Brian Bamanya’s artist moniker Afrorack is a play on Eurorack, the commercial format of modular synthesizers. Brian has always been fascinated by music and the process of its creation, but quickly realized that the equipment required to make it was prohibitively expensive. So he set about learning how to make his own.

“This set me on a journey to teach myself about electronics, computer programming, working with wood, metal and other materials. I started searching through internet forums and Youtube to see if it was possible to build my own synthesizers,” he explains. “Slowly but surely, I started building my ideas into musical instruments and over time I got more experience in building the instruments that I wanted.”

Today, Brian is known as a pioneer DIY modular synth builder and has gained a following in the international electronic music community via his YouTube channel where he publishes videos about his ingenious homebuilt contraptions.

Where better in the world for Brian to gain inspiration and deepen his knowledge in the field than at SMEM, which houses the world’s largest living archive of synthesizers and thousands of other electronic music instruments. It also has an extensive library of books on synthesis and carries out workshops and lectures exploring the history and future of electronic instrument craft. 

During his time at SMEM in July 2022, Brian gave a performance and talk about his work with DIY synths. He also began exploring ideas for a collaboration with his host, Manuel Oberholzer (who performs as Feldermelder).

This took shape as the collaborative project “Rolex”, an album of new material bring together their distinct musical and cultural worlds. The project was supported by a Confluences grant from Pro Helvetia Johannesburg, aimed at supporting a shared space for collaboration, creation, and documentation of new work between musicians who have an existing creative relationship.

The project is inspired by their conversations about the different realities of life in Switzerland and Uganda. In Uganda there is a saying “We don’t wear Rolex, we eat them” (referring to the popular cheap street food of that name made of fried eggs rolled inside chapatis). “Rolex” – with its starkly different association in each of their contexts – suggesting an apt title for their project.

Brian and Manuel have been invited to share insights from this collaboration as well as their individual work in Nairobi, Kenya during the Kilele music tech symposium in February 2024 organised by Santuri East Africa.

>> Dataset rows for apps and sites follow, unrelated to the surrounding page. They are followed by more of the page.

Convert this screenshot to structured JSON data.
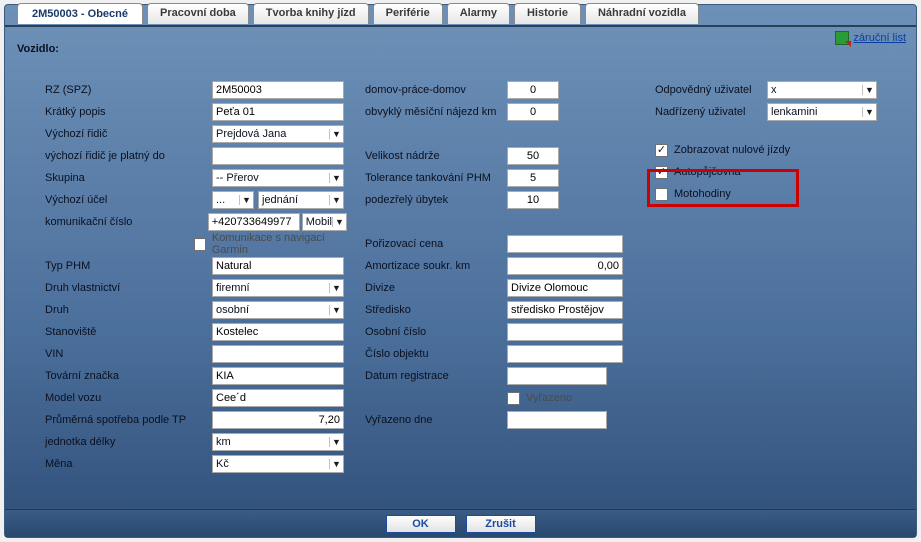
{
  "tabs": {
    "active": "2M50003 - Obecné",
    "items": [
      "Pracovní doba",
      "Tvorba knihy jízd",
      "Periférie",
      "Alarmy",
      "Historie",
      "Náhradní vozidla"
    ]
  },
  "right_link": "záruční list",
  "section_title": "Vozidlo:",
  "col1": {
    "rz_label": "RZ (SPZ)",
    "rz_value": "2M50003",
    "kratky_popis_label": "Krátký popis",
    "kratky_popis_value": "Peťa 01",
    "vychozi_ridic_label": "Výchozí řidič",
    "vychozi_ridic_value": "Prejdová Jana",
    "vychozi_ridic_platny_label": "výchozí řidič je platný do",
    "vychozi_ridic_platny_value": "",
    "skupina_label": "Skupina",
    "skupina_value": "-- Přerov",
    "vychozi_ucel_label": "Výchozí účel",
    "vychozi_ucel_short": "...",
    "vychozi_ucel_value": "jednání",
    "kom_cislo_label": "komunikační číslo",
    "kom_cislo_value": "+420733649977",
    "kom_cislo_typ": "Mobil",
    "garmin_label": "Komunikace s navigací Garmin",
    "garmin_checked": false,
    "typ_phm_label": "Typ PHM",
    "typ_phm_value": "Natural",
    "druh_vlast_label": "Druh vlastnictví",
    "druh_vlast_value": "firemní",
    "druh_label": "Druh",
    "druh_value": "osobní",
    "stanoviste_label": "Stanoviště",
    "stanoviste_value": "Kostelec",
    "vin_label": "VIN",
    "vin_value": "",
    "znacka_label": "Tovární značka",
    "znacka_value": "KIA",
    "model_label": "Model vozu",
    "model_value": "Cee´d",
    "spotreba_label": "Průměrná spotřeba podle TP",
    "spotreba_value": "7,20",
    "jednotka_label": "jednotka délky",
    "jednotka_value": "km",
    "mena_label": "Měna",
    "mena_value": "Kč"
  },
  "col2": {
    "dpd_label": "domov-práce-domov",
    "dpd_value": "0",
    "najezd_label": "obvyklý měsíční nájezd km",
    "najezd_value": "0",
    "nadrz_label": "Velikost nádrže",
    "nadrz_value": "50",
    "tolerance_label": "Tolerance tankování PHM",
    "tolerance_value": "5",
    "ubytek_label": "podezřelý úbytek",
    "ubytek_value": "10",
    "poriz_label": "Pořizovací cena",
    "poriz_value": "",
    "amort_label": "Amortizace soukr. km",
    "amort_value": "0,00",
    "divize_label": "Divize",
    "divize_value": "Divize Olomouc",
    "stredisko_label": "Středisko",
    "stredisko_value": "středisko Prostějov",
    "oscislo_label": "Osobní číslo",
    "oscislo_value": "",
    "objekt_label": "Číslo objektu",
    "objekt_value": "",
    "datum_reg_label": "Datum registrace",
    "datum_reg_value": "",
    "vyrazeno_check_label": "Vyřazeno",
    "vyrazeno_checked": false,
    "vyrazeno_dne_label": "Vyřazeno dne",
    "vyrazeno_dne_value": ""
  },
  "col3": {
    "odp_label": "Odpovědný uživatel",
    "odp_value": "x",
    "nad_label": "Nadřízený uživatel",
    "nad_value": "lenkamini",
    "cb_nulove_label": "Zobrazovat nulové jízdy",
    "cb_nulove": true,
    "cb_autopujcovna_label": "Autopůjčovna",
    "cb_autopujcovna": true,
    "cb_motohodiny_label": "Motohodiny",
    "cb_motohodiny": false
  },
  "footer": {
    "ok": "OK",
    "cancel": "Zrušit"
  }
}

A selfie by Brian Bamanya. In the background Manuel Oberholzer can be seen working on an array of electronic musical instruments.
Two artists Brian Bamanya and Manuel Oberholzer pose inside a music studio. There are many synthesizers, instruments and speakers around them.
Brian and Manuel working on their collaborative project Rolex


Brian Bamanya is an experimental multidisciplinary artist from Uganda who performs and records under the moniker Afrorack. He has done projects in sound art, electronic music, experimental visuals, renewable energy and kinetic sculptures.

More on research trips

Applications for research trips can be submitted on an ongoing basis

  • Research trip in Switzerland (for cultural practitioners from West, Central, East and Southern Africa)